- Rider(s):Narni, Erasmo da, (Gattamelata)
The oldest surviving bronze equestrian statue since antiquity is the statue in Padua of the condotierre Erasmo of Narni (1370-1443), better known with his nickname ‘Gattamelatta’ (the honeyed cat). His hair was blonde like honey and he was sly as a cat. Donatello sculpted this statue and finalized it in 1453. The statue was highly controversial at the time of its creation as it was an equestrian monument glorifying a man who was not a ruler. Gattamelata is the first Renaissance equestrian statue reintroducing, after more than a millennium, the grandeur of classical equestrian portraiture. It reflects the artistic trends of the Renaissance: naturalism and the careful depiction of forms.
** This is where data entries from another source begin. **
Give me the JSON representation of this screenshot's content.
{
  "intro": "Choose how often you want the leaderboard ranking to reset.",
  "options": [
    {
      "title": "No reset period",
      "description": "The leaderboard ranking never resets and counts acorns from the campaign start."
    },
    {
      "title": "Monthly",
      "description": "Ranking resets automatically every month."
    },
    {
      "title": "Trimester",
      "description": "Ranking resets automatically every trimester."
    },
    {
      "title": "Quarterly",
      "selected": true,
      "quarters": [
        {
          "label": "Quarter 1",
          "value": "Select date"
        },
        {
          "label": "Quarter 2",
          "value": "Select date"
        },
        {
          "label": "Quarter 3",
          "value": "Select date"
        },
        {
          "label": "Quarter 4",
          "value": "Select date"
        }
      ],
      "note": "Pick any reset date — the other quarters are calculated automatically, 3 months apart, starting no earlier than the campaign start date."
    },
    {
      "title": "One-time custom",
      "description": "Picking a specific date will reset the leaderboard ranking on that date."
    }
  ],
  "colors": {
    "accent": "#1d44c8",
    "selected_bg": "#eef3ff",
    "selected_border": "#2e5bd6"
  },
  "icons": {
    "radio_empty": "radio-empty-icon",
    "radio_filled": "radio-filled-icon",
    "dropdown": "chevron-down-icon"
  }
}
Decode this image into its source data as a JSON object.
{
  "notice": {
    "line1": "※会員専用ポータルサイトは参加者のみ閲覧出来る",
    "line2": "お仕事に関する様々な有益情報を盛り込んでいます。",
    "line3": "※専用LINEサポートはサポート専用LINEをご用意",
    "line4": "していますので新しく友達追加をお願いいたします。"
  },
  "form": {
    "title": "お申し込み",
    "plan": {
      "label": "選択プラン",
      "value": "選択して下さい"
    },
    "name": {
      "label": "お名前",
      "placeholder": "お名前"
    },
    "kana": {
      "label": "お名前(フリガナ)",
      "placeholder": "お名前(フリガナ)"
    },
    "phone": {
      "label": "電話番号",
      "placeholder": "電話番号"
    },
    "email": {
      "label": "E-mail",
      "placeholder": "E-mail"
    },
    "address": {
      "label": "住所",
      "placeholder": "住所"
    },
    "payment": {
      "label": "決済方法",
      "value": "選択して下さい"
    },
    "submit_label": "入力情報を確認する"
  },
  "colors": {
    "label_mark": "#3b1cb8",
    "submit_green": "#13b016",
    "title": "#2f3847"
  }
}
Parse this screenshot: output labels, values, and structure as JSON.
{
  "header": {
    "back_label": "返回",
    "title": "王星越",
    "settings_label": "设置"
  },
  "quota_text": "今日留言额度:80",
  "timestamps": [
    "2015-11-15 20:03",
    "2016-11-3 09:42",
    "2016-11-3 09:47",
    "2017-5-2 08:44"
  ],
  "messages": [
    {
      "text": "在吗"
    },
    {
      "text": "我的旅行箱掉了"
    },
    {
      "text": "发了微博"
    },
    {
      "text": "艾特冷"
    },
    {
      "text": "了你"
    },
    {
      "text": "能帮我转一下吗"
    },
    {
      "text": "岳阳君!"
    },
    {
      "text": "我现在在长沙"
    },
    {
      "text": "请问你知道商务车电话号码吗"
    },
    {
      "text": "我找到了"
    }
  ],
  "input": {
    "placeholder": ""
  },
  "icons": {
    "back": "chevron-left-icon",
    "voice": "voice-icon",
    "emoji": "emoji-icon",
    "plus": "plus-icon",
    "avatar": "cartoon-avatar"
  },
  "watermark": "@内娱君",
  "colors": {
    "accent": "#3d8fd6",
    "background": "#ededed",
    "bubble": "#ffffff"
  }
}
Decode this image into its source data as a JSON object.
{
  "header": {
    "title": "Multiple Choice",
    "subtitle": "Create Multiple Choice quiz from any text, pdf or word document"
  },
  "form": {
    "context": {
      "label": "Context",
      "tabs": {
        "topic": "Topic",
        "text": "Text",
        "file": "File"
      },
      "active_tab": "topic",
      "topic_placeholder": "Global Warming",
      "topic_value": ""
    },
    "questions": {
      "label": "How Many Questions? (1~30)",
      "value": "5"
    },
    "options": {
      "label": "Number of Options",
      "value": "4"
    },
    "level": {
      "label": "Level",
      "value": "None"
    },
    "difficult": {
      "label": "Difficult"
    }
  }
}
Undoubtedly the Marcus Aurelius statue inspired Donatello. Instead of portraying Erasmo of Narni larger than life size (the usual way to demonstrate the subject’s power), Donatello makes a statement of the power, by the simple depiction of the real man, a stolid ruler, and a warrior in armour with a lengthy sword upon his waist, commanding a powerful horse. The front left hoof of the horse rests on an orb, symbolizing the earth, so representing his power in the entire world.
The Florentine artist Donatello (c. 1386-1466) stayed for a few years in Rome, together with Brunelleschi. Their Roman sojourn was decisive for the entire development of Italian art in the 15th century. Brunelleschi’s buildings and Donatello’s sculptures are both considered supreme expressions of the spirit of this era in architecture and sculpture, and they exercised a potent influence upon the artists of the age. Around 1430, Cosimo de’ Medici, the foremost art patron of his era, commissioned from Donatello the bronze David. It was to be the first major work of Renaissance sculpture. In 1433, Donatello was lured away to Padua to make the equestrian statue of Gattamelata.
The first Renaissance equestrian statue reintroducing the grandeur of classical equestrian portraiture is the statue in Padua of the condotierre known as ‘Gattamelatta’, by Donatello (1453). The statue reflects the artistic trends of the Renaissance: naturalism and the careful depiction of forms.